**Problem to solve**: Say how many lines of the listing below include the word "title", with no other output.
◇ ◇ ◇ ◇ ◇
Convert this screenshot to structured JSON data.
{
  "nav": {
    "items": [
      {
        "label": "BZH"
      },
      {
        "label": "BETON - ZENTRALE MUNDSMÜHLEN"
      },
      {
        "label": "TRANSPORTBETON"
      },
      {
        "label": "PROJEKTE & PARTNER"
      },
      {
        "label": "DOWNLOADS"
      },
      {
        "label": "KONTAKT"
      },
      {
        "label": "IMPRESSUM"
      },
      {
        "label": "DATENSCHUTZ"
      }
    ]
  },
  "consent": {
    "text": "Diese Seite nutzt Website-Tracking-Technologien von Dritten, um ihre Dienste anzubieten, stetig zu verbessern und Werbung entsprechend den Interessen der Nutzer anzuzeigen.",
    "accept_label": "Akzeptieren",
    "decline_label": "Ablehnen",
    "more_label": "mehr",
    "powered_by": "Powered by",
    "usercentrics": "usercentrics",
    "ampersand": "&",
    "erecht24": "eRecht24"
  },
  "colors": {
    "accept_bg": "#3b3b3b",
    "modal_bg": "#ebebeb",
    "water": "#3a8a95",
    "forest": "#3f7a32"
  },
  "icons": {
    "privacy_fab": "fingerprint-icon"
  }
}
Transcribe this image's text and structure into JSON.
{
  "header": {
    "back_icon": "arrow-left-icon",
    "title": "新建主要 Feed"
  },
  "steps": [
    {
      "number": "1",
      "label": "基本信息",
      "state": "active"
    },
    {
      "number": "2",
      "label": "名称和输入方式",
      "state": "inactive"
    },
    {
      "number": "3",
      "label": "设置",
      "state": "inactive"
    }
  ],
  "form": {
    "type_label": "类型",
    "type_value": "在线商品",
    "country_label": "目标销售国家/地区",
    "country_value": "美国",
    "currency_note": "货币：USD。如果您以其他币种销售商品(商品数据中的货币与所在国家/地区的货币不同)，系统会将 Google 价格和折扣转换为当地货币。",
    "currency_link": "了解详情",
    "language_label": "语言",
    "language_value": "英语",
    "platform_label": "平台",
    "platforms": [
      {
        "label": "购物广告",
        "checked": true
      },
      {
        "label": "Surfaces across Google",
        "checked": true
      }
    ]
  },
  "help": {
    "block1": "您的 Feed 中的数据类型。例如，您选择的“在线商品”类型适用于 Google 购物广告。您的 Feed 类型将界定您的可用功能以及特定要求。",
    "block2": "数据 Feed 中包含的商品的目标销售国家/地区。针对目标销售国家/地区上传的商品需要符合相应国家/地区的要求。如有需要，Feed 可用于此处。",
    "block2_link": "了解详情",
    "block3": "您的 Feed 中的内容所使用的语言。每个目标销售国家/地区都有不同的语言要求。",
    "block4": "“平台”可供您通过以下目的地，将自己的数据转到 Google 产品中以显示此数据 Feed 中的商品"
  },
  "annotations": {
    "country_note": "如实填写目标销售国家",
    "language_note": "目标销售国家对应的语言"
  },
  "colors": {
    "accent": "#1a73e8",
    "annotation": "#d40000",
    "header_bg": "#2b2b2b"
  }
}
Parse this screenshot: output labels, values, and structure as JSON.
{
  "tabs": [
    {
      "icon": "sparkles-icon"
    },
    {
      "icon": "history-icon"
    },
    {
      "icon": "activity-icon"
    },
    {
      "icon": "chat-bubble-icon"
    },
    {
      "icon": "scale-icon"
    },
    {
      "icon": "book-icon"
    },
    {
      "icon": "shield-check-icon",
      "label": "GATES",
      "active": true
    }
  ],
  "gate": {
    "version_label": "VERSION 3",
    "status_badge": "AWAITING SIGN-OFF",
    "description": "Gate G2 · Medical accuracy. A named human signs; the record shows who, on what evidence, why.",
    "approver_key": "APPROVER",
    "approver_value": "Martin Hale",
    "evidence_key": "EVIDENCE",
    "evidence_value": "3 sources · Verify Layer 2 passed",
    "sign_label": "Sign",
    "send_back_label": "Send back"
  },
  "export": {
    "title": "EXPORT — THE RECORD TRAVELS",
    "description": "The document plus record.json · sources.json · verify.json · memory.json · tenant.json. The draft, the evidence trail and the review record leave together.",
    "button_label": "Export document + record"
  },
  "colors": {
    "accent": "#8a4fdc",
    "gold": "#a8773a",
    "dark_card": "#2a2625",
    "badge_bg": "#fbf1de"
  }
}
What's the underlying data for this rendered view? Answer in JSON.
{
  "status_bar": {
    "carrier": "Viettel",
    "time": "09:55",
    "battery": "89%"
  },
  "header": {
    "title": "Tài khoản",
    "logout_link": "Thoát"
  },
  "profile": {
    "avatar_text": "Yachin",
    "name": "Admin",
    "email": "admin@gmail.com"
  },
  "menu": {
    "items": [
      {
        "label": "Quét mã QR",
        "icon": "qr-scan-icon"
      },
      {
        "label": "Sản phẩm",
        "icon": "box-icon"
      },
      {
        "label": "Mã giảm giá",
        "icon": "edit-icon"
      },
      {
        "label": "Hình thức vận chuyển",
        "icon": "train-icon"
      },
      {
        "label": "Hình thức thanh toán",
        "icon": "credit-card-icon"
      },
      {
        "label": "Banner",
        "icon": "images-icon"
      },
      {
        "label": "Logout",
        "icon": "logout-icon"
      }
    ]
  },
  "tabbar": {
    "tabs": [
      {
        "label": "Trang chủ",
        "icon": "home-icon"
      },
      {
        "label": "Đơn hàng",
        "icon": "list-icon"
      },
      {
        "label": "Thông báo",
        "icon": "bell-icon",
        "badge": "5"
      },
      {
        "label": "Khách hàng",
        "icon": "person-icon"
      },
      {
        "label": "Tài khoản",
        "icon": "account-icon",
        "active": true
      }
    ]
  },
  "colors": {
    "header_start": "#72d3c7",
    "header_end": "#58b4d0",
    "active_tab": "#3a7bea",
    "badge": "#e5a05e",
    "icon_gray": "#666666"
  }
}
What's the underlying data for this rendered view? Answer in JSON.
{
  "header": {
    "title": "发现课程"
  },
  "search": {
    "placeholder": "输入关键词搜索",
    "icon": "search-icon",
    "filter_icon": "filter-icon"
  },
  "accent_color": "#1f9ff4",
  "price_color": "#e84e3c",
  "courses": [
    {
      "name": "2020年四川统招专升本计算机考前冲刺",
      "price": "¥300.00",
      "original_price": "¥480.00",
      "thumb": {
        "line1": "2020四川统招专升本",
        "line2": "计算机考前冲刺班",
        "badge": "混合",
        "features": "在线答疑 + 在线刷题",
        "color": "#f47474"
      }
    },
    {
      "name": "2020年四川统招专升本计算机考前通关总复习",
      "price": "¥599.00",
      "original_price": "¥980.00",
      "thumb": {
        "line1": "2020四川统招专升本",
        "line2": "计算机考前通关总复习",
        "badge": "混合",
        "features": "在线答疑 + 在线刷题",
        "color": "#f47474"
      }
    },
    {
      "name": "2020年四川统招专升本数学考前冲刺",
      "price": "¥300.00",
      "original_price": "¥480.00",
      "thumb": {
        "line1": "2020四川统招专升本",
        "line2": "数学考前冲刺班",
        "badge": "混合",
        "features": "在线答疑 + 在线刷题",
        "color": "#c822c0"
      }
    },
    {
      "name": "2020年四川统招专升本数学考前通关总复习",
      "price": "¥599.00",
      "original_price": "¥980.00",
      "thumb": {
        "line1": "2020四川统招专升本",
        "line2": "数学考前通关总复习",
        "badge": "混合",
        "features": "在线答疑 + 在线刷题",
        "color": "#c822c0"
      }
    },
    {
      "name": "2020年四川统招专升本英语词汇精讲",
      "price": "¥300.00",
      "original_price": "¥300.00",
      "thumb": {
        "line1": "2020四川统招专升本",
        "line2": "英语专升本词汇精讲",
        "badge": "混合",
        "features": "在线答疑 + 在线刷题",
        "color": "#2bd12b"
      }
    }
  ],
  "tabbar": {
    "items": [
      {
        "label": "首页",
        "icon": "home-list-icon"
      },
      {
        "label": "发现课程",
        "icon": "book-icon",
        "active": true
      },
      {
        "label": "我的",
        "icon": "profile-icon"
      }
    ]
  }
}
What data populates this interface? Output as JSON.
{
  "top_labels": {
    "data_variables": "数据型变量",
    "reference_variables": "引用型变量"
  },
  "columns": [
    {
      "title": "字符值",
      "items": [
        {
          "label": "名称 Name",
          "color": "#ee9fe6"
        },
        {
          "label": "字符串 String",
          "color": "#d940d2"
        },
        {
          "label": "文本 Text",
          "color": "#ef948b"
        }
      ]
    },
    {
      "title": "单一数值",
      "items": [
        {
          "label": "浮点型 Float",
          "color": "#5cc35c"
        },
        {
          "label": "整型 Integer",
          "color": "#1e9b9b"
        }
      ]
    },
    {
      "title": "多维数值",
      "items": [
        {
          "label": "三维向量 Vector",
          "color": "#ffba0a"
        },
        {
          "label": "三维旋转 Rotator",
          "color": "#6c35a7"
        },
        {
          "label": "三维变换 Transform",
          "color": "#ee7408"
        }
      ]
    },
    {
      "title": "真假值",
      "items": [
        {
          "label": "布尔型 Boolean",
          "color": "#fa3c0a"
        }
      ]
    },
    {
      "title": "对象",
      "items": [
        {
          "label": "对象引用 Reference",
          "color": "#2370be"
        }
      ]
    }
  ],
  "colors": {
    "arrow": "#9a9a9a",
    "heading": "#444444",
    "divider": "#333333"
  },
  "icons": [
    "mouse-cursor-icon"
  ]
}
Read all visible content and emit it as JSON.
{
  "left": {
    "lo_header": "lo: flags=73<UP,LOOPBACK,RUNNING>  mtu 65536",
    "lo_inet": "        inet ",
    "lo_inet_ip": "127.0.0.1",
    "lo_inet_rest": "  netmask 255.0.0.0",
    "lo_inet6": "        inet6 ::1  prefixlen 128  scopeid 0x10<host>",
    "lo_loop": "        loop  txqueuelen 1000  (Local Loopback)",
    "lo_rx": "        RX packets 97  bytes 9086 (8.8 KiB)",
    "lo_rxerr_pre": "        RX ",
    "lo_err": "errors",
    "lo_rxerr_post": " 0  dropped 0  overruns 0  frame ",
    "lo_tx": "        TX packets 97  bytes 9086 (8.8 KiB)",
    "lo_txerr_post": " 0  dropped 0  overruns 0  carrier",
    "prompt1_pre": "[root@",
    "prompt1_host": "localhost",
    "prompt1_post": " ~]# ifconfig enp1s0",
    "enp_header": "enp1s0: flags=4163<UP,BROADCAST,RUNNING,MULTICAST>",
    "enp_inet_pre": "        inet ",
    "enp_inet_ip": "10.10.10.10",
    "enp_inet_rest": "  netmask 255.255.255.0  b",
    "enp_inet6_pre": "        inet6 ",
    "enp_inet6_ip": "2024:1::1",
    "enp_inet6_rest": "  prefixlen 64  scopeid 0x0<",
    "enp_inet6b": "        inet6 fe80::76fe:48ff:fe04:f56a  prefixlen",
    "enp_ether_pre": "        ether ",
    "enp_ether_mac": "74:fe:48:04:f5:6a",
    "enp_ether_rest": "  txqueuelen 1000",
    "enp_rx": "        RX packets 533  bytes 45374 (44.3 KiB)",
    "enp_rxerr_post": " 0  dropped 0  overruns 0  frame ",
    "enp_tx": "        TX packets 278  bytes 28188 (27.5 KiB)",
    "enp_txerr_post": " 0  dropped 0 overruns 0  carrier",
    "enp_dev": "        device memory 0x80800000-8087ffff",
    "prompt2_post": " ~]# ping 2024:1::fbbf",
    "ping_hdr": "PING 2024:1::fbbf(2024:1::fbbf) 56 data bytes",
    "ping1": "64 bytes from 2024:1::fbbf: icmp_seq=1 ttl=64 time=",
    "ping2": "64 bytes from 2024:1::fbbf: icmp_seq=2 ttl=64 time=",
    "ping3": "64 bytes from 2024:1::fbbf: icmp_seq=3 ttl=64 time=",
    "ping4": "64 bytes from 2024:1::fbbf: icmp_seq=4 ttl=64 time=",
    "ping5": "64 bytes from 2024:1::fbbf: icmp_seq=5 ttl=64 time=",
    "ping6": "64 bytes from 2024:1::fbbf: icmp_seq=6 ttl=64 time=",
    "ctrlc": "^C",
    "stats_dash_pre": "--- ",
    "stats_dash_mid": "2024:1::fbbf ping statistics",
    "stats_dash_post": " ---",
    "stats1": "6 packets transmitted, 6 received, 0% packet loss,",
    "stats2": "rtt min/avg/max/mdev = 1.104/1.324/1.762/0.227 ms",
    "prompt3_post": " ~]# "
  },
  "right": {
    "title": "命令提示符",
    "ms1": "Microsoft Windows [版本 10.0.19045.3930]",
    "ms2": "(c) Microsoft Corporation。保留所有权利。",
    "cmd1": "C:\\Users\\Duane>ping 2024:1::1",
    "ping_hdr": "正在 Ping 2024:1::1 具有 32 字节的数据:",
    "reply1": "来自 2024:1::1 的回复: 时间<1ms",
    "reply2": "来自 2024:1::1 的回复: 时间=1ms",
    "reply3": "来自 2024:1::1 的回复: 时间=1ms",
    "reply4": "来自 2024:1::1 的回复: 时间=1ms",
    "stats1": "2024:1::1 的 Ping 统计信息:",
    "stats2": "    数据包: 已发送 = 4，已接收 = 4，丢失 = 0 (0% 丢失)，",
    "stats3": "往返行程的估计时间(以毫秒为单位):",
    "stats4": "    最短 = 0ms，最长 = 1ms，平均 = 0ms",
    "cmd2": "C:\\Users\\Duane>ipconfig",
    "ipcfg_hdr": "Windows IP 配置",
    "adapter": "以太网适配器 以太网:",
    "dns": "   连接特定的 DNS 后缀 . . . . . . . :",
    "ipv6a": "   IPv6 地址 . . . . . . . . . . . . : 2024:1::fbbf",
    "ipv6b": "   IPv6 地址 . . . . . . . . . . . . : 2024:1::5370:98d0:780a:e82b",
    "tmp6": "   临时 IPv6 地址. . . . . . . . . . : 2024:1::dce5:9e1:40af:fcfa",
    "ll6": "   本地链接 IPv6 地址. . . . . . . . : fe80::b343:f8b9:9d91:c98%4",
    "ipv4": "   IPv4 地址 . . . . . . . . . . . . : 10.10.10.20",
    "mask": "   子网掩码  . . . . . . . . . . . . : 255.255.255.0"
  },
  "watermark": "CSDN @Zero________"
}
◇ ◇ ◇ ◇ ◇
**Result of this task**: 10